> **Assignment**
This exercise needs the listing below duplicated exactly.

> **Material for this task**
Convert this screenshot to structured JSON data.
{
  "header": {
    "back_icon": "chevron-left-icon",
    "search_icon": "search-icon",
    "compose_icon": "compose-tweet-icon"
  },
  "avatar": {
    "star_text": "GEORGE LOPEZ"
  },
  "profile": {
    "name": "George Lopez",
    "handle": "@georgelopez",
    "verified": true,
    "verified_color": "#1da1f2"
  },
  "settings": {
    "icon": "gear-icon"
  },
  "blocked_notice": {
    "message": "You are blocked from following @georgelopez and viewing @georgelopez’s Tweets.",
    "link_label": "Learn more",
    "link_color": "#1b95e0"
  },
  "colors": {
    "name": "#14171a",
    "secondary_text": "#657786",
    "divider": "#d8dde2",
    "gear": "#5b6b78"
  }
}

> **Reply**
Convert this screenshot to structured JSON data.
{
  "header": {
    "back_icon": "chevron-left-icon",
    "search_icon": "search-icon",
    "compose_icon": "compose-tweet-icon"
  },
  "avatar": {
    "star_text": "GEORGE LOPEZ"
  },
  "profile": {
    "name": "George Lopez",
    "handle": "@georgelopez",
    "verified": true,
    "verified_color": "#1da1f2"
  },
  "settings": {
    "icon": "gear-icon"
  },
  "blocked_notice": {
    "message": "You are blocked from following @georgelopez and viewing @georgelopez’s Tweets.",
    "link_label": "Learn more",
    "link_color": "#1b95e0"
  },
  "colors": {
    "name": "#14171a",
    "secondary_text": "#657786",
    "divider": "#d8dde2",
    "gear": "#5b6b78"
  }
}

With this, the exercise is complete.